■ PROBLEM TO WORK ON ■
Find the lines below holding the word "left" and copy each of them.
·····
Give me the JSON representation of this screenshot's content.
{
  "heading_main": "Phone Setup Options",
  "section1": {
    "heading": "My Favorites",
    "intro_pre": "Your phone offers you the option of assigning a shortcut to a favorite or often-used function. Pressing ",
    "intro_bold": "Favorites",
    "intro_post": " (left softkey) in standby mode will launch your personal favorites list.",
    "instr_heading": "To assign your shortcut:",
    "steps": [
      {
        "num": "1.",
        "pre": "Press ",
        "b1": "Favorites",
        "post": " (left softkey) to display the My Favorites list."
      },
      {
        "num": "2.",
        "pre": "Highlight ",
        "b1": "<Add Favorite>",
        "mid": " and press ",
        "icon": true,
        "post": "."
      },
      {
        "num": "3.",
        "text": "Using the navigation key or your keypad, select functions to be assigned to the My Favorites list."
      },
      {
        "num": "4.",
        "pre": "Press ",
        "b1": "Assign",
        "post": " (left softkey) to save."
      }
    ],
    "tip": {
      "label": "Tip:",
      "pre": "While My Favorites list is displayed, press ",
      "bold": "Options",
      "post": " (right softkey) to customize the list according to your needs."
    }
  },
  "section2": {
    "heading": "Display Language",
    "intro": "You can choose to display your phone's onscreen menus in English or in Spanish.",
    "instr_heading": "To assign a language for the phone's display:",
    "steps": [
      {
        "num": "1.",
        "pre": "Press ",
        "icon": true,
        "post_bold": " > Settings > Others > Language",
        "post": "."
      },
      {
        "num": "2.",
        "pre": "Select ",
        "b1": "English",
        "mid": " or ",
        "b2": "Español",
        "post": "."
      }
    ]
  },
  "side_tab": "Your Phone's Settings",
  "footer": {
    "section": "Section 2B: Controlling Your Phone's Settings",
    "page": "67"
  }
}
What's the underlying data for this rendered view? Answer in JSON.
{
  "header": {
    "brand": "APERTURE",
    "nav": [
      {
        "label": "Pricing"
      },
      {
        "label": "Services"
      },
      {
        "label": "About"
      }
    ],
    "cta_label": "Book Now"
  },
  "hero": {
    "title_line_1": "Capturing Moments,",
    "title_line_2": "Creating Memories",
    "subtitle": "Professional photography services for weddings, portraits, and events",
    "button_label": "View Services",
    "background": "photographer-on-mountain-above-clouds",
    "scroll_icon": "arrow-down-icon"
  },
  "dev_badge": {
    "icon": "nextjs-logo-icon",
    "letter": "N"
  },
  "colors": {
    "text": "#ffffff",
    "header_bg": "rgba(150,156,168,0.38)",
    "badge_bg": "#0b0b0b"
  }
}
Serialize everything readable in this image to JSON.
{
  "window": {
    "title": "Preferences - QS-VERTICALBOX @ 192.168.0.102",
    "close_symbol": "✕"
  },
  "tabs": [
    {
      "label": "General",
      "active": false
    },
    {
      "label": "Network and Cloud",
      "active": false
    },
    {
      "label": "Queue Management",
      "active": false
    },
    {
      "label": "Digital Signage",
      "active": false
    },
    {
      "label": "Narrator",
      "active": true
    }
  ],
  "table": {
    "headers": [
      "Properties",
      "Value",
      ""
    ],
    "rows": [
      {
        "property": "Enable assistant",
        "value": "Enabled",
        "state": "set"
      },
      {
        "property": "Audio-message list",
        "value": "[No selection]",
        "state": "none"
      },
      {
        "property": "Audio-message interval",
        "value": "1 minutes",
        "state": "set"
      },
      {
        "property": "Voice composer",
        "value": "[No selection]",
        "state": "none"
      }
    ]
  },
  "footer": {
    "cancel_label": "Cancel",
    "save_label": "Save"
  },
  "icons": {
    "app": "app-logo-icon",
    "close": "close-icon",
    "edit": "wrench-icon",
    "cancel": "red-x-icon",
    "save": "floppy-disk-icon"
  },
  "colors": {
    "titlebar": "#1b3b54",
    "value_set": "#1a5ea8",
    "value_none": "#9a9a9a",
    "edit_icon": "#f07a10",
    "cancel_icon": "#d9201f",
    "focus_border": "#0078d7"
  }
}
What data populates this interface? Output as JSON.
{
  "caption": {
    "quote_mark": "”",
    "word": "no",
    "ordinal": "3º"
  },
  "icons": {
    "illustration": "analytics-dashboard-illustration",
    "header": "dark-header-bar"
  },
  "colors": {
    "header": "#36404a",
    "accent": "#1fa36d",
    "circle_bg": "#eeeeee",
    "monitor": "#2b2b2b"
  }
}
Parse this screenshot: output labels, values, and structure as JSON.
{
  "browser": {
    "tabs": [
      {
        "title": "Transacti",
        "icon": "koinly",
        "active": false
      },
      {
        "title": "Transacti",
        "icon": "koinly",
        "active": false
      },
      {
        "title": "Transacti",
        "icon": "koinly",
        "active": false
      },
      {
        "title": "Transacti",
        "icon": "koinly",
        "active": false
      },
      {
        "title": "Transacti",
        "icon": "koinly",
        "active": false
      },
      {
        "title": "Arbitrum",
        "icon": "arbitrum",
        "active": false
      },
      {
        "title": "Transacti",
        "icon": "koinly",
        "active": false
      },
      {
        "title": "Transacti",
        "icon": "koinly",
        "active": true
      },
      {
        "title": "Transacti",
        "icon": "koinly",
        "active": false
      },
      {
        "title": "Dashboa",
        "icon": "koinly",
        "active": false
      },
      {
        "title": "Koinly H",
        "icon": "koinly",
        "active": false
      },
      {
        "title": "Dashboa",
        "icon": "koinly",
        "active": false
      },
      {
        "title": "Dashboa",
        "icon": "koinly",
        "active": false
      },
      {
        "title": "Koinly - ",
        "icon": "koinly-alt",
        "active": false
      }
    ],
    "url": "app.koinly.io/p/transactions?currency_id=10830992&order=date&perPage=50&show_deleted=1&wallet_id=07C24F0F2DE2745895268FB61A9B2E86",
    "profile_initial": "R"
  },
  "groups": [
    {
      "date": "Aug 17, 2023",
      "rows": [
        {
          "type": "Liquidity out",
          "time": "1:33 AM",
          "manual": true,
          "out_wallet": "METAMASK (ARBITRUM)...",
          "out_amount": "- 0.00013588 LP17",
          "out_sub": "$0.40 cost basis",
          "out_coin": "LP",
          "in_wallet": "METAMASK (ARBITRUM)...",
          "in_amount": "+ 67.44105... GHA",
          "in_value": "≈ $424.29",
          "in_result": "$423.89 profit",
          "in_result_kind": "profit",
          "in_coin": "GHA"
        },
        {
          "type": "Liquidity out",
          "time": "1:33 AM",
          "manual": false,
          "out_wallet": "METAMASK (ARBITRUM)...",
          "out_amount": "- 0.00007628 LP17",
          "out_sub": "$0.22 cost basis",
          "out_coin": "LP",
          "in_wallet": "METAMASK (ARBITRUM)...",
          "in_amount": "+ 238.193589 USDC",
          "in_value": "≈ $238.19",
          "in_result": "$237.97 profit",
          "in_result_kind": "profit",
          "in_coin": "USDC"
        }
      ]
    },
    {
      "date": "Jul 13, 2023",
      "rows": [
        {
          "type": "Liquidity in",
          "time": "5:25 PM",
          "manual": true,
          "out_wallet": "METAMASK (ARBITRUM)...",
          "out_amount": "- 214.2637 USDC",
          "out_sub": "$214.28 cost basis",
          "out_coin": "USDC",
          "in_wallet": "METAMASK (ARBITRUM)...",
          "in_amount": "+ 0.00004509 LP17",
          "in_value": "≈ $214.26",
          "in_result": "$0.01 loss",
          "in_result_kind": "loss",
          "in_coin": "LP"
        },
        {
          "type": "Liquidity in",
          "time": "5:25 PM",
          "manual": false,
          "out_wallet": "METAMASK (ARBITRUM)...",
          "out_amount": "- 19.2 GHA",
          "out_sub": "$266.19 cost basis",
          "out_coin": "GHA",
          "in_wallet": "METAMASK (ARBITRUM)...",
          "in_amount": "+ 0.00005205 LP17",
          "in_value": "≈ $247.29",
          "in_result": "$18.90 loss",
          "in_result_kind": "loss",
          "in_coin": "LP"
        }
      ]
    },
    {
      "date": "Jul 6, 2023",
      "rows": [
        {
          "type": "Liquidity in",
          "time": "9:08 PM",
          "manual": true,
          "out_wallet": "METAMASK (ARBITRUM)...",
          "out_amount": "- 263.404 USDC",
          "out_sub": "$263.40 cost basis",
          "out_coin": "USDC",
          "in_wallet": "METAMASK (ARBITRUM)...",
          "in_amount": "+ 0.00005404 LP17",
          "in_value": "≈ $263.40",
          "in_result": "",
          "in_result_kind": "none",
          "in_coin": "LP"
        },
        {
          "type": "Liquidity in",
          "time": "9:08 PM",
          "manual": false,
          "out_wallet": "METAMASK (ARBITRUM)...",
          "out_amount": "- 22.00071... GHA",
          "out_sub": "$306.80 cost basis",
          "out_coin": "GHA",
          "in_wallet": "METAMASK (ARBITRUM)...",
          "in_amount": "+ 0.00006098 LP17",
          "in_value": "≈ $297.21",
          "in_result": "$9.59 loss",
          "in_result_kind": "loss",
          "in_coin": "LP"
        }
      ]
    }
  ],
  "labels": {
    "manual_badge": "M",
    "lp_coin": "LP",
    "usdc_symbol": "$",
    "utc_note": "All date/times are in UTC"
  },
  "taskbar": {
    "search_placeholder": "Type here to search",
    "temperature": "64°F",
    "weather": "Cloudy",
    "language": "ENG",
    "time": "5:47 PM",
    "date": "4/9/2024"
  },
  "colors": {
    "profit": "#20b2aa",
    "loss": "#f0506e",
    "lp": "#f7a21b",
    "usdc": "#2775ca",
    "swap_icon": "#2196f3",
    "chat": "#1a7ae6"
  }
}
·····
■ FINISHED TASK ■
    "intro_post": " (left softkey) in standby mode will launch your personal favorites list.",
        "post": " (left softkey) to display the My Favorites list."
        "post": " (left softkey) to save."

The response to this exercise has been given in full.